▶ [WHAT THE TASK REQUIRES]
Search the records for the string "flag", then copy each line that has it.

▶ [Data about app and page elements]
--- START ---

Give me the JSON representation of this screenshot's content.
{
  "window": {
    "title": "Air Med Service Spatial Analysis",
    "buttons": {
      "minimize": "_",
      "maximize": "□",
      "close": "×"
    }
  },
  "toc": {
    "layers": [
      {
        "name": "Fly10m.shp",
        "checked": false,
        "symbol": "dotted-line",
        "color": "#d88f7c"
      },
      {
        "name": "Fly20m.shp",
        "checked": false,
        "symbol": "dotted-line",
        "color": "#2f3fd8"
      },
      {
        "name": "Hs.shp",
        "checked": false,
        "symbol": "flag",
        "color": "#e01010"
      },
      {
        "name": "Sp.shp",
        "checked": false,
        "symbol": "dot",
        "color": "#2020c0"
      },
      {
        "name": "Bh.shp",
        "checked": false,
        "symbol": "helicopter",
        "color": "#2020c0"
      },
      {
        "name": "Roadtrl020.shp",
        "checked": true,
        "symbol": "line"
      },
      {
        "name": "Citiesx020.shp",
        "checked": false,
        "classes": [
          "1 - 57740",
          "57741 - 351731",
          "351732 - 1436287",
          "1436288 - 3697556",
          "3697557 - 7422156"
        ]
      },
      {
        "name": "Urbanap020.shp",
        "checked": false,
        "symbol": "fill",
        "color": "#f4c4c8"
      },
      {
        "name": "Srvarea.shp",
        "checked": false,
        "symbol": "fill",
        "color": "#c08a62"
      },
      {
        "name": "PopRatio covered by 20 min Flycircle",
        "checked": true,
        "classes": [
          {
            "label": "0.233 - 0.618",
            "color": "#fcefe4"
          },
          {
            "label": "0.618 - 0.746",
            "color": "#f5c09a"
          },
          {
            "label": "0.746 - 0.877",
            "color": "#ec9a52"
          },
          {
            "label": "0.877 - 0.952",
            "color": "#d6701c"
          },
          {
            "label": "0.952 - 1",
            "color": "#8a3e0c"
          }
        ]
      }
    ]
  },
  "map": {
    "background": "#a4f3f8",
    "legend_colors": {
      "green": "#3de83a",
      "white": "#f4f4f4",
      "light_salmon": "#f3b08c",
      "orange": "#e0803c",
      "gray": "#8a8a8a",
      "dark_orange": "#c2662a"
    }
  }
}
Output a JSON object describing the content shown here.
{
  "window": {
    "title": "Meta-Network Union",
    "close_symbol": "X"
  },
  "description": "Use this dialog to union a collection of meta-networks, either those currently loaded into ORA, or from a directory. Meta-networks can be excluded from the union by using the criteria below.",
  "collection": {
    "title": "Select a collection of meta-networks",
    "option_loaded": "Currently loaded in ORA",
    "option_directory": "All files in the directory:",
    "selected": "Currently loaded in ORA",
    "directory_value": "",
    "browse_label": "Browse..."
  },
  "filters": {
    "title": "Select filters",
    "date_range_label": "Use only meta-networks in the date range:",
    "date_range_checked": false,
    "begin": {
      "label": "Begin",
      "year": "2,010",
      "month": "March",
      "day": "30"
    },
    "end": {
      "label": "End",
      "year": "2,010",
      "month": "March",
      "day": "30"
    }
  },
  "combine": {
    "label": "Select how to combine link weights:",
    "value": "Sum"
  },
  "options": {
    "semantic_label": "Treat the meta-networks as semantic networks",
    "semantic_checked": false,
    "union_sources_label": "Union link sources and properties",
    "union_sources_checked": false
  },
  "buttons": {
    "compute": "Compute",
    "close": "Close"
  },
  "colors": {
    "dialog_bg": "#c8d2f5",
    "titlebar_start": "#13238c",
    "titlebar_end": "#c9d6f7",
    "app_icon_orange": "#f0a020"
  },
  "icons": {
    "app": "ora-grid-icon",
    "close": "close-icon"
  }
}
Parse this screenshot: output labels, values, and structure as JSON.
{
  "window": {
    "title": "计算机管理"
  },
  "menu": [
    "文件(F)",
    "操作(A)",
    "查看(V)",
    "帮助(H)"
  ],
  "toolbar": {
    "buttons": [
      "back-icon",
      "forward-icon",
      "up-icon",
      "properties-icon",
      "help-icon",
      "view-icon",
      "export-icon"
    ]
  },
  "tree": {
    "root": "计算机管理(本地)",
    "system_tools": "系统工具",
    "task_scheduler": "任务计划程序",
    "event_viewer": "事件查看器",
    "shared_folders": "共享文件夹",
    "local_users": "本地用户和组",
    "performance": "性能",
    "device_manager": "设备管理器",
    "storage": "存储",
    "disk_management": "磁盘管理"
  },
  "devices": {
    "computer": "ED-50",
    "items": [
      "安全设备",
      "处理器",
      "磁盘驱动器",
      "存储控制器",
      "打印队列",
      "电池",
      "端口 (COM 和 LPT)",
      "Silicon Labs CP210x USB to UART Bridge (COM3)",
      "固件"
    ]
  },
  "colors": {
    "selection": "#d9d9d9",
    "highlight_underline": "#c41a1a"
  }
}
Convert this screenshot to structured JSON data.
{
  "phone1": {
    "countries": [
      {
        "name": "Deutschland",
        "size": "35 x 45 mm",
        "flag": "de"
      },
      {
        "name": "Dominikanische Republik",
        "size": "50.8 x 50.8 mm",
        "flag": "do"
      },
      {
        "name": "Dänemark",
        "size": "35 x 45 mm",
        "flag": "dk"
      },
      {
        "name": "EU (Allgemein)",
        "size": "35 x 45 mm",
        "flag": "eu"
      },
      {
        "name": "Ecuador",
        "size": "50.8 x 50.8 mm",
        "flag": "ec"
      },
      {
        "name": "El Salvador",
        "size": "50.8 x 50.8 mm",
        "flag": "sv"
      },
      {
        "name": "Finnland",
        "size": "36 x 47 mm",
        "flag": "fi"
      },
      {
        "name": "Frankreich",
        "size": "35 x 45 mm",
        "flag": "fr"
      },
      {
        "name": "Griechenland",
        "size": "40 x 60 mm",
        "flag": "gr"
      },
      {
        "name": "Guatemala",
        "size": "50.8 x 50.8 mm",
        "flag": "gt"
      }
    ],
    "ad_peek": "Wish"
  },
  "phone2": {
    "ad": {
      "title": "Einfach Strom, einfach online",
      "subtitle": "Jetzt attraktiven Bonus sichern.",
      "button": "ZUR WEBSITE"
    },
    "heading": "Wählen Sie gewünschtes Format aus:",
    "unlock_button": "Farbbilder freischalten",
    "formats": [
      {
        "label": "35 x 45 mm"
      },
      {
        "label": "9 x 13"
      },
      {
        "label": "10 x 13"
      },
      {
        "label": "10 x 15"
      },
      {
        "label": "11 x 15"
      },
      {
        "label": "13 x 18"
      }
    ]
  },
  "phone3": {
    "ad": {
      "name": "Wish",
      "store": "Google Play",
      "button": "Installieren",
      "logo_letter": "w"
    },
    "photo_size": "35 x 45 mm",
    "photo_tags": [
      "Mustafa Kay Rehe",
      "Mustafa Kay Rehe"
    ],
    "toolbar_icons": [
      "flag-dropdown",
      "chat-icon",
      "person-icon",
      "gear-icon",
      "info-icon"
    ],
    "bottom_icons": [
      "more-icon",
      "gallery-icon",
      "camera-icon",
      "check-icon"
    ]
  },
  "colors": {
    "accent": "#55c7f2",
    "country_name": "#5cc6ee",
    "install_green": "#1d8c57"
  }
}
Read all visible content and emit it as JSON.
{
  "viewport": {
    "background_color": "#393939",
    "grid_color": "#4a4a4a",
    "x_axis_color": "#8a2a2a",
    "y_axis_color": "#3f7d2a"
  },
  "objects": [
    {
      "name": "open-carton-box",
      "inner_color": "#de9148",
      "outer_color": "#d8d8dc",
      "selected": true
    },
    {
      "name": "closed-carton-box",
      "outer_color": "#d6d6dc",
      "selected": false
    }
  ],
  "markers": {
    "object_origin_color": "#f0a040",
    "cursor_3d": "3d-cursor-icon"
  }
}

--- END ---

▶ [WRITTEN SOLUTION]
        "symbol": "flag",
        "flag": "de"
        "flag": "do"
        "flag": "dk"
        "flag": "eu"
        "flag": "ec"
        "flag": "sv"
        "flag": "fi"
        "flag": "fr"
        "flag": "gr"
        "flag": "gt"
      "flag-dropdown",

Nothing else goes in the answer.